Instructions to follow: For the records below, work out the number of lines holding "Edit" and reply with only that.

Information shown:
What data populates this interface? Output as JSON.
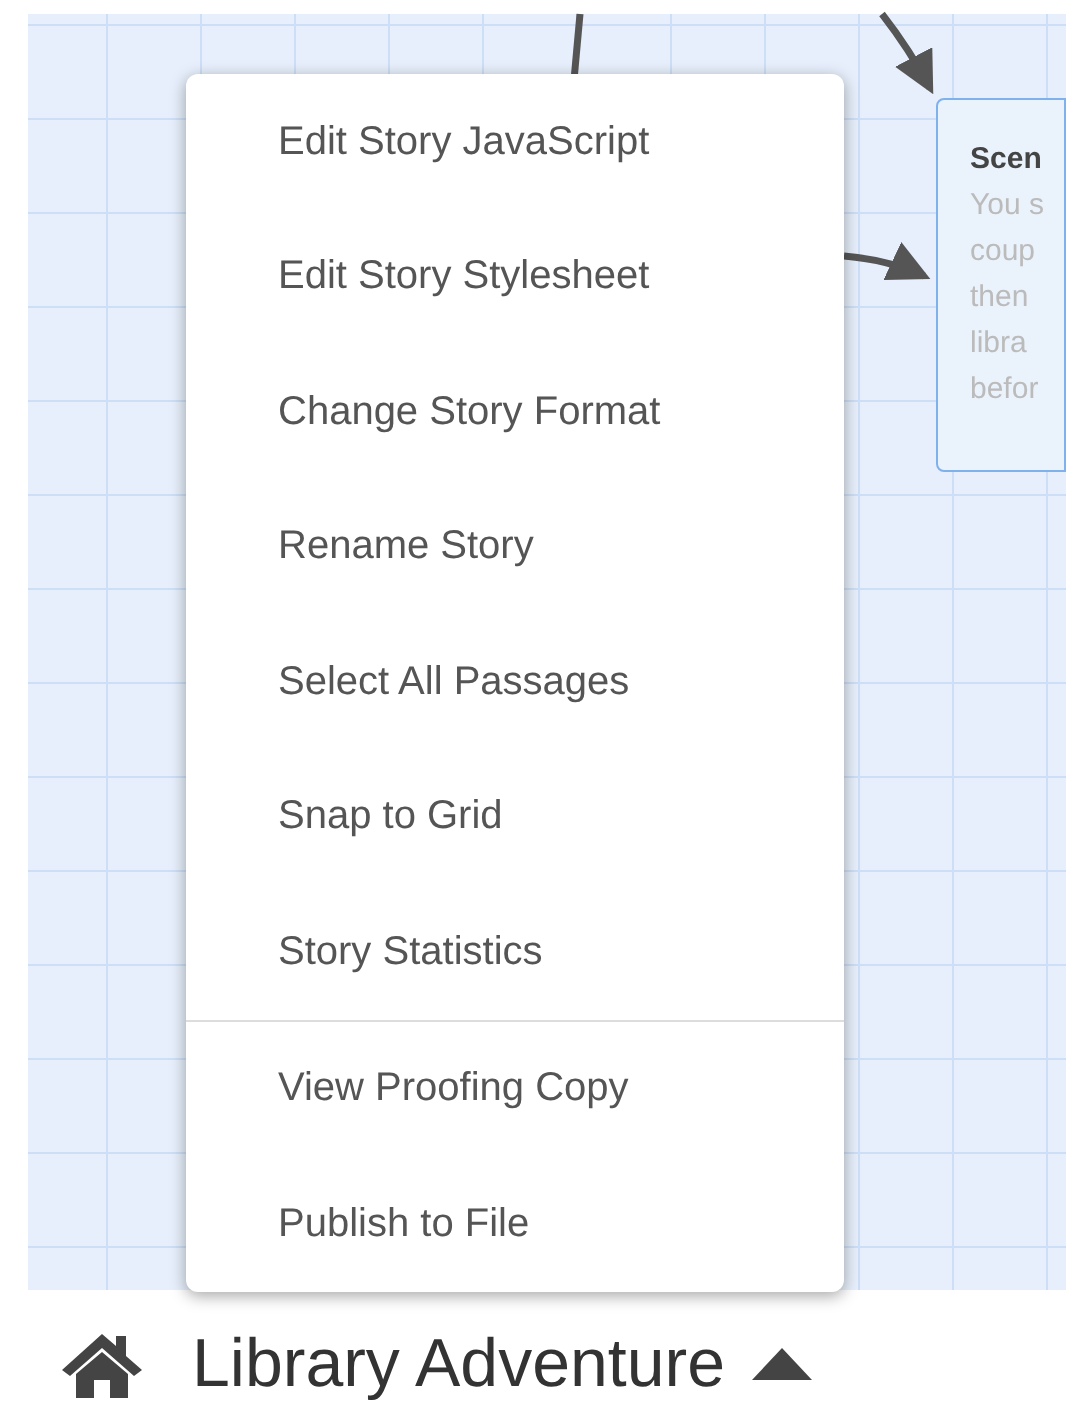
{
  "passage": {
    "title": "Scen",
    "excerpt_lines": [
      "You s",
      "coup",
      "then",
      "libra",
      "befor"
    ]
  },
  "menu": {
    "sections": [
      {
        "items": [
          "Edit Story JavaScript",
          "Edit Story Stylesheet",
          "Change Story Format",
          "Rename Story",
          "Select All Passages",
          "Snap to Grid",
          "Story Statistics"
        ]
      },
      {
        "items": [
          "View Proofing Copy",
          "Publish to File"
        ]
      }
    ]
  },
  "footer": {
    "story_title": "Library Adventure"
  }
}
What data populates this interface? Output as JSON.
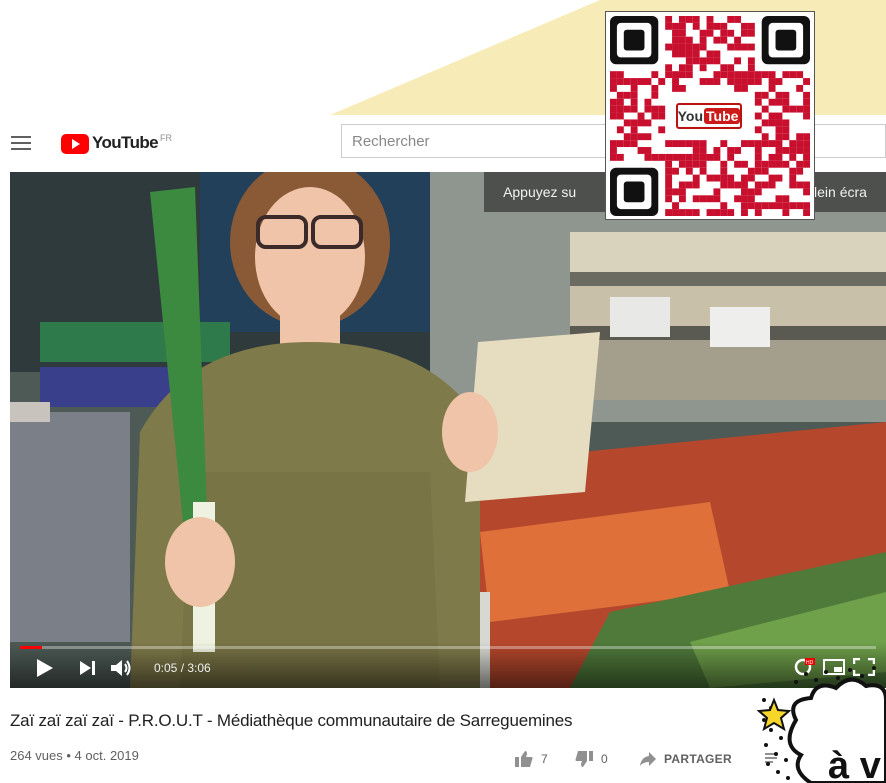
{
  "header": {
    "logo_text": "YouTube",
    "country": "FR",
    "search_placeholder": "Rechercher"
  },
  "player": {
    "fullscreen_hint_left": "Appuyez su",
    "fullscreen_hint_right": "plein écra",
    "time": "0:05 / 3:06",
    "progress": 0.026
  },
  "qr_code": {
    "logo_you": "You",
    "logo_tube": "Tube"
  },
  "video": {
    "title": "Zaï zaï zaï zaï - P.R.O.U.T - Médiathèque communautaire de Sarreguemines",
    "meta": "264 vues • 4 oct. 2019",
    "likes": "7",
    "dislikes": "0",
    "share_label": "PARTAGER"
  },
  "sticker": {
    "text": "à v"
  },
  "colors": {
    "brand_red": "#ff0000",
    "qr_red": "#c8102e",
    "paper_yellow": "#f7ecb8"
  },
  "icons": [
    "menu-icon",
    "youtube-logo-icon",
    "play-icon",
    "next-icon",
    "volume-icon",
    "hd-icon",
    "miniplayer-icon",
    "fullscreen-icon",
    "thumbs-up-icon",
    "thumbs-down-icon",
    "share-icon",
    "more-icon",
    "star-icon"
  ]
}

Solution to this task: 2